If I had seen it before Crouching Tiger Hidden Dragon (or perhaps even just one small 15 minute section of it) this review would have been much more of an acclamation. Instead there were times last night when I thought I was watching some sort of over-the-top, politically-suspect spoof of Ang Lee's captivating film!
Compare for instance Zatoichi. Even at its most serious it was dead-pan drôle, and importantly, you knew that you were allowed to laugh, especially during the post-climactic jamborie. Takeshi's version of po-faced is implictly more animated than Jet Li's.
Hero in comparison has much of the style and sensibility of Italian opera, minus the jolly tunes. Revealingly, Zhang Yimou once directed Tosca with a cast of thousands in the Forbidden City. Here The army of Qin functions as a kind of chorus. Anyway, the result is that you're just not sure how seriously it wants to be taken. (Yet when Broken Sword gets skewered for the umpteenth time, I just couldn't stifle a snigger.)
It reminded me also of the floor shows I used to see in my youth in the Monte Carlo Sporting Club. No matter how many lithe, topless bodies paraded in front of you, the production designer never let you forget whose talent you were really paying to gawp at.
Part of the problem is that Zhang Yimou is less adept than Ang Lee at hiding the trickery of wires and computer animation.
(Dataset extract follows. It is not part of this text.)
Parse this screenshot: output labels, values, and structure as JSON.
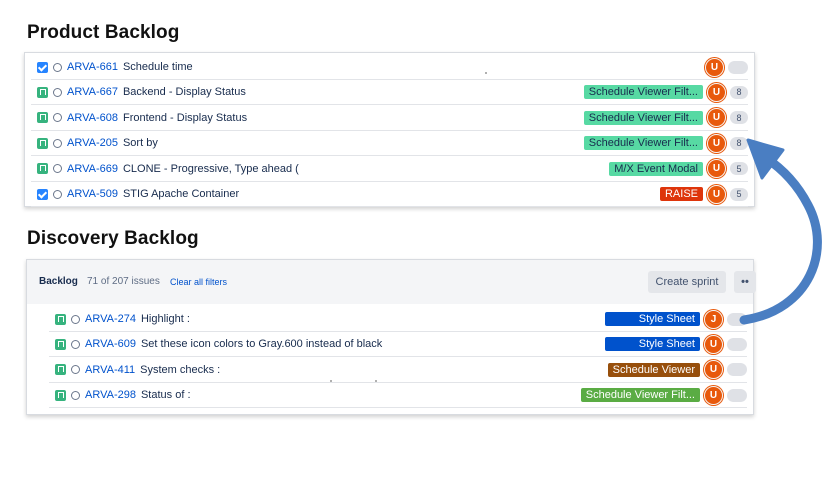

The balletic action sequences effectively peak in the chess house and thereafter become a bit of a chore. The first of the coloured love-triangle sequences (the red one) is also the most powerful. There really needed to be more of a build up.
The landscapes are relentlessly eye-catching, but as with much of the movie, someone has forgotten to apply the principle of less is more. (Again, Lee was comparatively sparing in his use of the poetry of location.) Less leaves, less arrows, less soldiers etc.
An ultimately rather disquieting feature of the film is that there are no real people; none of the bustling street scenes you nearly always witness in the historical martial arts genre. If you're not a name here, you're barely even a number -there's more than a hint of safety-in-vast-numbers Chinese nationalism in the sub-text.
Of course, with films like this subtitles give only the illusion of translation. The silent arias of this opera are sung to us in a mythological and symbolic lingo that most Westerners will at best only get the general gyst of. Yet for all the reservations expressed above, this makes for an experience that is predominantly fresh and invigorating. (Just imagine an all-American hero doing all the stuff Jet Li gets up to!)
The nested and colour-coded alternative plot strands could almost be a little art-house homage to Kieslowski and Kurosawa. (Luckily though this technique wasn't used much in Romantic Opera! Imagine sitting through four different versions of the Liebestod! The impact of tragedy is significantly blunted by the mere suggestion of alternative universes.)
Beautiful but somewhat inconsequential has been the critical consensus and although in the early sequences I was thinking to myself that they must have all been rather jaded at the time, by the end of the film I couldn't find that many reasons to disagree.